> **What is required**
Each line in the entries below that holds the string "name" is to be listed.

> **Records supplied**

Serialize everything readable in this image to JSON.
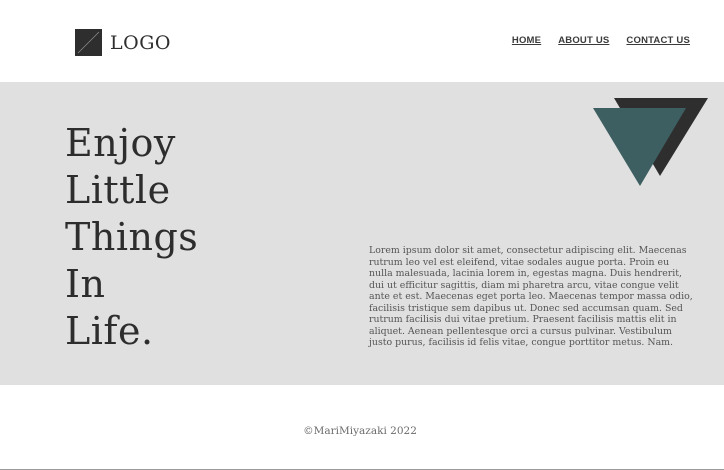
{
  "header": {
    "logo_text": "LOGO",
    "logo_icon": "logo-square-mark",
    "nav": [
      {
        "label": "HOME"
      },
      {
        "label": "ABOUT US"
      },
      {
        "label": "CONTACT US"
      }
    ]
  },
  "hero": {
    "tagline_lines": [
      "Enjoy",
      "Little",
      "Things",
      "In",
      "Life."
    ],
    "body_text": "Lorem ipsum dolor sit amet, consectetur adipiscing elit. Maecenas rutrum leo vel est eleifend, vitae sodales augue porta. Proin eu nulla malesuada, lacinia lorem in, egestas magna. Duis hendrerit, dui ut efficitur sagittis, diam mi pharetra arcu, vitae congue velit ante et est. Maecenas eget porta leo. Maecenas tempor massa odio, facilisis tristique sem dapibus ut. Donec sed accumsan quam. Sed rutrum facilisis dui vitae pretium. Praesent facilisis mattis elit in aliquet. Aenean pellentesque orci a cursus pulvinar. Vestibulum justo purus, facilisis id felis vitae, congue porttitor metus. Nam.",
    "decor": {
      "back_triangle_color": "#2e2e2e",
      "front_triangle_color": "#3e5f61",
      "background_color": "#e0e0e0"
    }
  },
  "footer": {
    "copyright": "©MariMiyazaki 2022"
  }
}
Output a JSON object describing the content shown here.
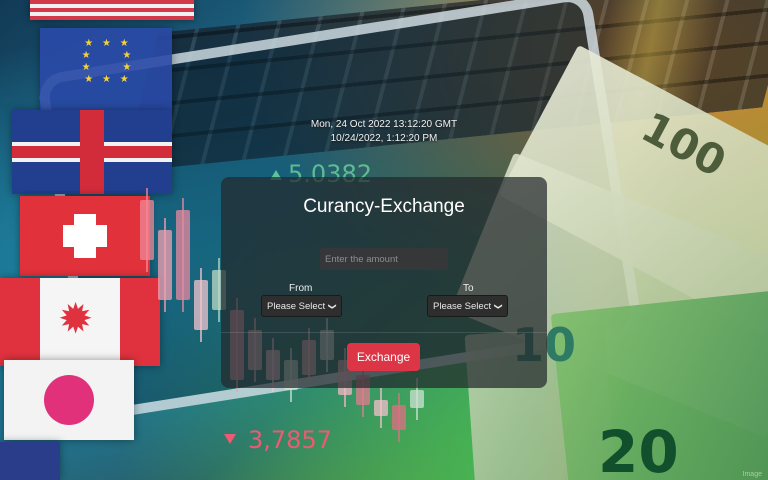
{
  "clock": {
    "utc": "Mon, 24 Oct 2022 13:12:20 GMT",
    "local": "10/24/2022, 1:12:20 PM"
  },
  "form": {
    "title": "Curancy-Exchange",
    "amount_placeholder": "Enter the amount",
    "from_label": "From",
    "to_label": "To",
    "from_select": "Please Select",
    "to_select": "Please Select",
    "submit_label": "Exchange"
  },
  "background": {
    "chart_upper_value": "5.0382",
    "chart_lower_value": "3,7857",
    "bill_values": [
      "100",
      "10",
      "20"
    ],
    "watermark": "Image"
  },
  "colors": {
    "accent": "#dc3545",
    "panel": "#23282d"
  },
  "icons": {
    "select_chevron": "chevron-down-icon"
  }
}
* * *
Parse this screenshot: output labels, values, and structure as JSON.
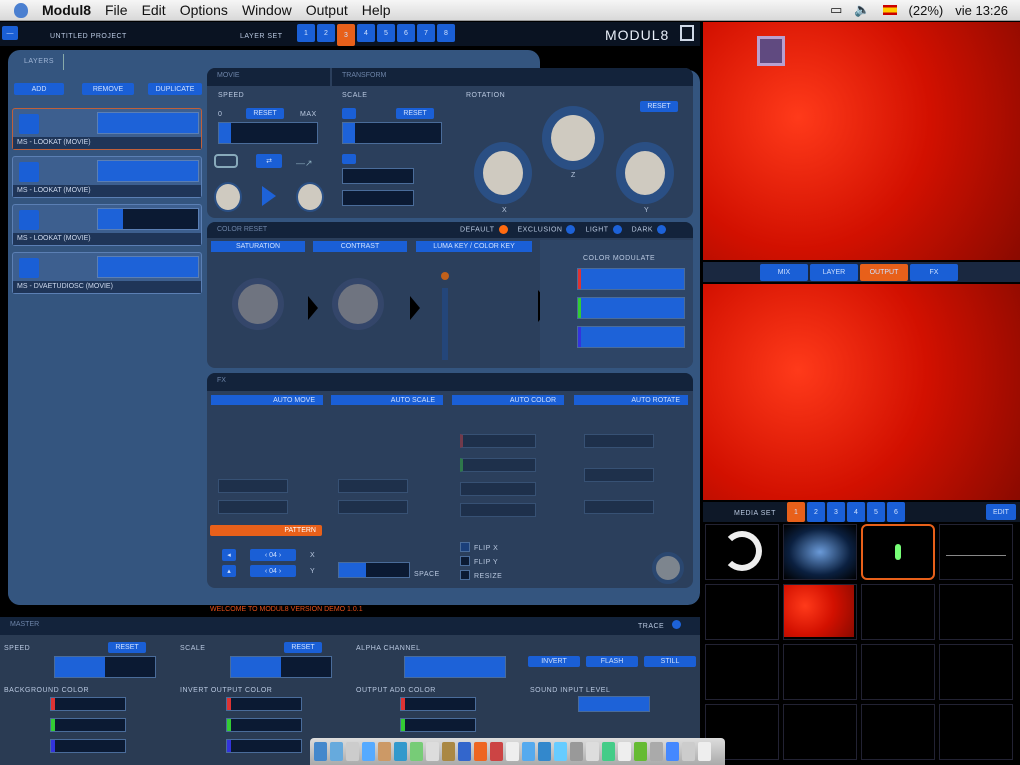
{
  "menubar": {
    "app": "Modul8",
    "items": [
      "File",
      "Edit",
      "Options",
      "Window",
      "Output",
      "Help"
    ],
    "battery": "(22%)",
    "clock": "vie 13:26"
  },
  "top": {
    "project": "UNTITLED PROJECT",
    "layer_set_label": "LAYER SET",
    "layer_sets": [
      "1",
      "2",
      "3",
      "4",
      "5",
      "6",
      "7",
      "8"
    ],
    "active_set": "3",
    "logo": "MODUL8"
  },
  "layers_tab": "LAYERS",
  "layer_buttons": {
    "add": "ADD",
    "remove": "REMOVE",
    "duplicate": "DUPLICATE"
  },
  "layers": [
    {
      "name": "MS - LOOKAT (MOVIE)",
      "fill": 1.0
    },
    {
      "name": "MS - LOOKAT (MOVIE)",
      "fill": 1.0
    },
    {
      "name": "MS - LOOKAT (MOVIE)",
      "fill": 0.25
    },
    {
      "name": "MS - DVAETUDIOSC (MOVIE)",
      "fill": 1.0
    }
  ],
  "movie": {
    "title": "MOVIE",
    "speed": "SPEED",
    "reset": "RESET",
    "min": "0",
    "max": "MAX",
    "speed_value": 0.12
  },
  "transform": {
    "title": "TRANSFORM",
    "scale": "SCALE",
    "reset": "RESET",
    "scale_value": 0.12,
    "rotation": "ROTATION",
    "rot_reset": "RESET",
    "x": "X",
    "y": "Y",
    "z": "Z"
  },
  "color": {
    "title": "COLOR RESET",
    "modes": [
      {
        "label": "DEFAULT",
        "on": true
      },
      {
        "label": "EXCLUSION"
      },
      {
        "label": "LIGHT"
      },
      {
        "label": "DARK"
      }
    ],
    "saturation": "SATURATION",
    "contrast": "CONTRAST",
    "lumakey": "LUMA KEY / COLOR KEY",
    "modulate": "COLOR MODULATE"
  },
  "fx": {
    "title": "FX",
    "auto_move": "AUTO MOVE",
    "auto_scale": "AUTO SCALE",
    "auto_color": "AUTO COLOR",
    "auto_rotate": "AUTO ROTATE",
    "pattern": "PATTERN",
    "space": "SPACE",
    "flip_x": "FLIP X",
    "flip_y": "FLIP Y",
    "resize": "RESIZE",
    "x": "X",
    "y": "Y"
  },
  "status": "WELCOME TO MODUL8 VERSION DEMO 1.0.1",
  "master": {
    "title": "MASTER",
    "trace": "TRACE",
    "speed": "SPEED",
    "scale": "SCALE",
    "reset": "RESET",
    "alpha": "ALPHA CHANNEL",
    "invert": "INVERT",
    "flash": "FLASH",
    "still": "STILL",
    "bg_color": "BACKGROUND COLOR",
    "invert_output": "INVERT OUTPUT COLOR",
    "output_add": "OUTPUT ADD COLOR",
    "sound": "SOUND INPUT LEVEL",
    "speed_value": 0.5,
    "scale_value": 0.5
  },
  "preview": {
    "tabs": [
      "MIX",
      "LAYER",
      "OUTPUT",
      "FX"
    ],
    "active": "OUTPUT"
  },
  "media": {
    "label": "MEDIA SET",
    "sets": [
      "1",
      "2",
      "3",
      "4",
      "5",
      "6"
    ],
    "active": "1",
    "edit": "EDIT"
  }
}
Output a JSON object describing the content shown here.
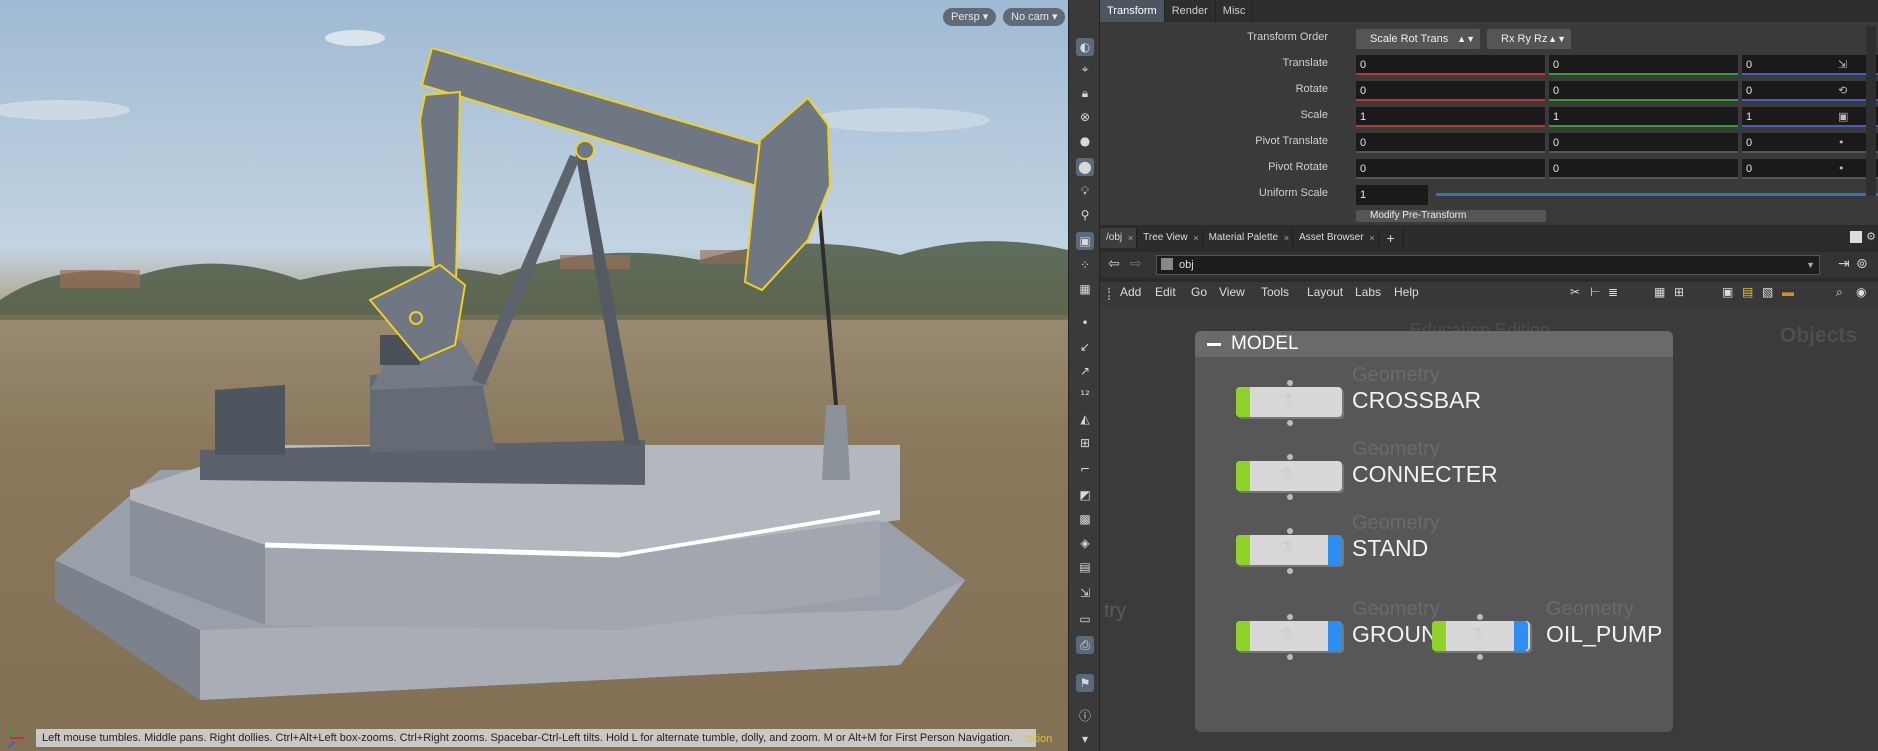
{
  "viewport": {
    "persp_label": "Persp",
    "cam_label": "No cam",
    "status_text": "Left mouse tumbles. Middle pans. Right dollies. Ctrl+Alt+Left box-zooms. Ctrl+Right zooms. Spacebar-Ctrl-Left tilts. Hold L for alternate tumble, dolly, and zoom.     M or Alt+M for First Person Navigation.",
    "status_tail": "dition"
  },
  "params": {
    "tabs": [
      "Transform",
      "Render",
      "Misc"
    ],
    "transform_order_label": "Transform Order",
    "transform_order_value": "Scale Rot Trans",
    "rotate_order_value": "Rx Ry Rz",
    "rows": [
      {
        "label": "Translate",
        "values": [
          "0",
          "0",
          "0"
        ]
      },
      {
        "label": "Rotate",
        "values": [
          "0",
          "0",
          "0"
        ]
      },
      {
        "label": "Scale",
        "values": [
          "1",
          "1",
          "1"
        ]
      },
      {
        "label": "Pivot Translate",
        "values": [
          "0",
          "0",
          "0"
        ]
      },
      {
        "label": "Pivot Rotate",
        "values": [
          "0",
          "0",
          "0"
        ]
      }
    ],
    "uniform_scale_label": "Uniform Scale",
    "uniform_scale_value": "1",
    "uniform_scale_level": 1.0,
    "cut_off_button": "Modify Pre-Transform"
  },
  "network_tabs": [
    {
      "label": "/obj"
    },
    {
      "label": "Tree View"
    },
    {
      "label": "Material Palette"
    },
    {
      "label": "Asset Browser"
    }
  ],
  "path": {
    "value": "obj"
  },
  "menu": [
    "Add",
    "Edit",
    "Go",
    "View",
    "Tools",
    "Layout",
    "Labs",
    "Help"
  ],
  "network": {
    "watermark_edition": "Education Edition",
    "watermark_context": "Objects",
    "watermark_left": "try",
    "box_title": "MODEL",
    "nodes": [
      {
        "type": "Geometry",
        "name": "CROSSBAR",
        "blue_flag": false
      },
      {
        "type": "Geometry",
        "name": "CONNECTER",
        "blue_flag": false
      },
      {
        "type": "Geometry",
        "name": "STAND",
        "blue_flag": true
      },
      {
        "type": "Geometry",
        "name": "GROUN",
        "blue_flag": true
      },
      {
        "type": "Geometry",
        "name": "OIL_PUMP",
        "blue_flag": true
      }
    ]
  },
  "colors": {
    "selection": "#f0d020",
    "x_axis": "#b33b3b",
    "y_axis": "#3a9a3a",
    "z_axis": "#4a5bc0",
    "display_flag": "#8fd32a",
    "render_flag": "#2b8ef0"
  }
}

> **Answer for the task**
      "name": "MS - LOOKAT (MOVIE)",
      "name": "MS - LOOKAT (MOVIE)",
      "name": "MS - LOOKAT (MOVIE)",
      "name": "MS - DVAETUDIOSC (MOVIE)",
        "name": "CROSSBAR",
        "name": "CONNECTER",
        "name": "STAND",
        "name": "GROUN",
        "name": "OIL_PUMP",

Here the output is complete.